The data -

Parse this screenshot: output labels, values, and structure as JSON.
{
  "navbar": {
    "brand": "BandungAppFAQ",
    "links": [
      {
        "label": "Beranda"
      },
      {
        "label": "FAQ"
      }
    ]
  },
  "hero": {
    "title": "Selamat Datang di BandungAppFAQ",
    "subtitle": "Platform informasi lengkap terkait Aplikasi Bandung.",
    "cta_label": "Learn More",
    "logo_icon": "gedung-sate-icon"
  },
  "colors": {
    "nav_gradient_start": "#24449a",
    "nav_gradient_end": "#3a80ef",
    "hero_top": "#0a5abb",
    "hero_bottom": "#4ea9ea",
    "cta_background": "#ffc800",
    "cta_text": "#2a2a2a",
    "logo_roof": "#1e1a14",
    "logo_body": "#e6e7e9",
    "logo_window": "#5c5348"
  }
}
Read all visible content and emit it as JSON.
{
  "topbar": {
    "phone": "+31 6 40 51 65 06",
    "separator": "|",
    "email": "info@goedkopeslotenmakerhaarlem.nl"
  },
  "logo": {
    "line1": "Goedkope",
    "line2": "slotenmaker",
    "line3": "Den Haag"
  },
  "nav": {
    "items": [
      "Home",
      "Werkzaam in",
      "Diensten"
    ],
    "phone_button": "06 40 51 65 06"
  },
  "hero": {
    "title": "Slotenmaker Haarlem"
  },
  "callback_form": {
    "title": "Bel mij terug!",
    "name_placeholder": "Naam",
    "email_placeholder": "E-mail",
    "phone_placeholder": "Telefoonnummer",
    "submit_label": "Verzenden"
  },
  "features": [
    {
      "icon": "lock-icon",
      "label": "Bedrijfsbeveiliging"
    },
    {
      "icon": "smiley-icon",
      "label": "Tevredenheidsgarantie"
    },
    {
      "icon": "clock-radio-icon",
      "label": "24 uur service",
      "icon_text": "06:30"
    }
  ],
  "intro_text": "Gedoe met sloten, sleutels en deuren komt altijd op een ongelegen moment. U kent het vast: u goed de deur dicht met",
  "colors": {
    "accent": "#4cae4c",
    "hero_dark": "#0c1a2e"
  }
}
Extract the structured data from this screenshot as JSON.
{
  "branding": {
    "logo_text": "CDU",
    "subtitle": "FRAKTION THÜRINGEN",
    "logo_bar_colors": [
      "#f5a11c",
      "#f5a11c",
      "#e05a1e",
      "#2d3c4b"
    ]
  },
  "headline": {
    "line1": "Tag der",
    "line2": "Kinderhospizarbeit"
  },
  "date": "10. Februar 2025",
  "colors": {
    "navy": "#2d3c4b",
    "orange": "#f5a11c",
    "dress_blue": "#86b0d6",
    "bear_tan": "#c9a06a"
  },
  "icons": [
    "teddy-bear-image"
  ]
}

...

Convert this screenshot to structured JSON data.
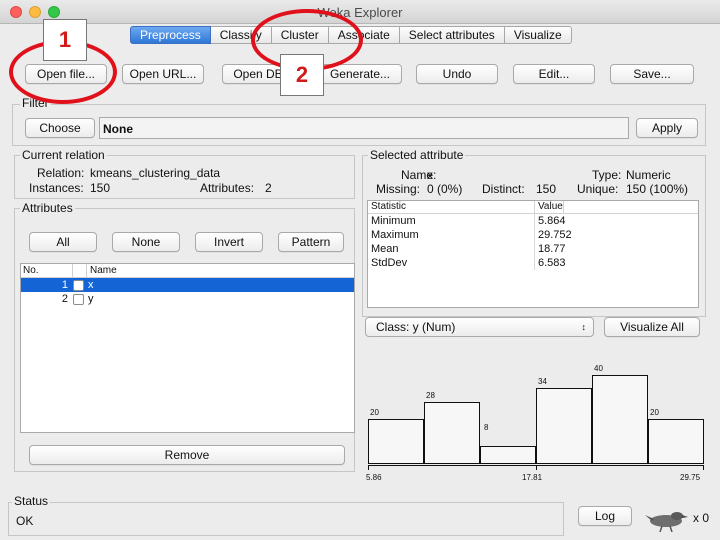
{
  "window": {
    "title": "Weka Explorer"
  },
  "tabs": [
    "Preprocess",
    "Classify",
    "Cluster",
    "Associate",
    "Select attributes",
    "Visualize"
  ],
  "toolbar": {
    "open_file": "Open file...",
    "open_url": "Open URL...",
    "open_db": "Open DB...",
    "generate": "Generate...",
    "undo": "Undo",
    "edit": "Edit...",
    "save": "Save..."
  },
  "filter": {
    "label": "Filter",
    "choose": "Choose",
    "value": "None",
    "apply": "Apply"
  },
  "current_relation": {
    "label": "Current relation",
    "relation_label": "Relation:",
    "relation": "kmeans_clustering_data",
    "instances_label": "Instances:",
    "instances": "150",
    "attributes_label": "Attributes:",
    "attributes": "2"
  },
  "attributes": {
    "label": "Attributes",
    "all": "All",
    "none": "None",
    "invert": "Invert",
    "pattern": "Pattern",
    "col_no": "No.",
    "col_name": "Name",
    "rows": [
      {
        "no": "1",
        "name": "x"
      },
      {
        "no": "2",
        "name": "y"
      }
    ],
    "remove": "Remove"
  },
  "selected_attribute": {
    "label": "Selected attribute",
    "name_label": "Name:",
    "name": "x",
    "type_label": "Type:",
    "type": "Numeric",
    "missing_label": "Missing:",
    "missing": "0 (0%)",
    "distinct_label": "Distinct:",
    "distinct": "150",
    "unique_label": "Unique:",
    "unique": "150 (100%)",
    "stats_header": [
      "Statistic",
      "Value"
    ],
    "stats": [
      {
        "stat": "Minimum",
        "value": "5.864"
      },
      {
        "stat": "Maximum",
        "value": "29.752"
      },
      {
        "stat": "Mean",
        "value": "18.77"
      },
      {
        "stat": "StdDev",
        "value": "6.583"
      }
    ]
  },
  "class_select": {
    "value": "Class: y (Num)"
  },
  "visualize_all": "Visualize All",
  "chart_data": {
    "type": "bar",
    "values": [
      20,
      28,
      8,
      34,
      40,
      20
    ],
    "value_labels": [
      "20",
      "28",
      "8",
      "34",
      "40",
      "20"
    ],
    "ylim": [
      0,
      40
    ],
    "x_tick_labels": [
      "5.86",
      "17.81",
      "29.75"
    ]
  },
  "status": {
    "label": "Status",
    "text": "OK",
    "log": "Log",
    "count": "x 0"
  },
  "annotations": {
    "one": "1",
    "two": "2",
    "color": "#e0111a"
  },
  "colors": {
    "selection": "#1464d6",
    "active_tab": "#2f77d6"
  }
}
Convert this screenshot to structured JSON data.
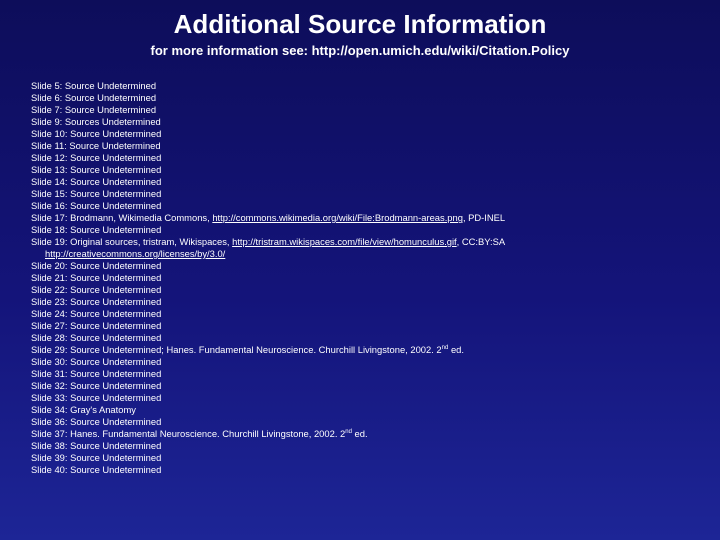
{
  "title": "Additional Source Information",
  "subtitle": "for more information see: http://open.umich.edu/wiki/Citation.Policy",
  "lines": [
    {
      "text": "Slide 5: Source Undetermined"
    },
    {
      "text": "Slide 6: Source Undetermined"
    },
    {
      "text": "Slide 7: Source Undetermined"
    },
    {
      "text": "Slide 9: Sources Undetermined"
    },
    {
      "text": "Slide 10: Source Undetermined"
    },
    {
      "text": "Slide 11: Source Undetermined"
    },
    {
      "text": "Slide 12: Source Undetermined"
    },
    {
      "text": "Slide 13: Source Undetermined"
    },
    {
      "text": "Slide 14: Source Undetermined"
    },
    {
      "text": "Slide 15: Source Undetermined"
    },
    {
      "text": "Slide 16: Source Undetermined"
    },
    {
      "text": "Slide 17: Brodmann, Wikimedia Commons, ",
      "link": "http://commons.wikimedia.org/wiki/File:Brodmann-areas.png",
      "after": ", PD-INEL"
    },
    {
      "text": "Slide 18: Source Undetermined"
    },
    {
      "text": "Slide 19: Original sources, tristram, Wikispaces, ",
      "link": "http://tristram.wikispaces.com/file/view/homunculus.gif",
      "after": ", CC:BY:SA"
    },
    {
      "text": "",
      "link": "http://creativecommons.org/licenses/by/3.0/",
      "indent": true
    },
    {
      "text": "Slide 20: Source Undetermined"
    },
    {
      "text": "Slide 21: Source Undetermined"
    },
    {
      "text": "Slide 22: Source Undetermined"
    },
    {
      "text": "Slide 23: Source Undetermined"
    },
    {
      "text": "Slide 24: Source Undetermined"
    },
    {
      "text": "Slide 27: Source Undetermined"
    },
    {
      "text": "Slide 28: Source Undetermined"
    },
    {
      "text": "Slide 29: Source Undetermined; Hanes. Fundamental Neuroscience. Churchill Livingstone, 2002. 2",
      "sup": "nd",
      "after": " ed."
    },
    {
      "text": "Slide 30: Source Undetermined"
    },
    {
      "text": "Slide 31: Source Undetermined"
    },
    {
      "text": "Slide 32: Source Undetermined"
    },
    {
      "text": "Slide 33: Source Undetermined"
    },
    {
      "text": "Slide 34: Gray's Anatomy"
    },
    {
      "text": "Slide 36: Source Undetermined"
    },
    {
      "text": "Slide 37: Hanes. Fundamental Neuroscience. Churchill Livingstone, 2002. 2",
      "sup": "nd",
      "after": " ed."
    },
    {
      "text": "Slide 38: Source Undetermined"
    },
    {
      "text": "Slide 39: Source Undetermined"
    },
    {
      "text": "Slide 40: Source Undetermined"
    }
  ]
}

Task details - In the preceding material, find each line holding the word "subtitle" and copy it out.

Output -
    "subtitle": "Platform informasi lengkap terkait Aplikasi Bandung.",
    "subtitle": "FRAKTION THÜRINGEN",
  "subtitle": "for more information see: http://open.umich.edu/wiki/Citation.Policy",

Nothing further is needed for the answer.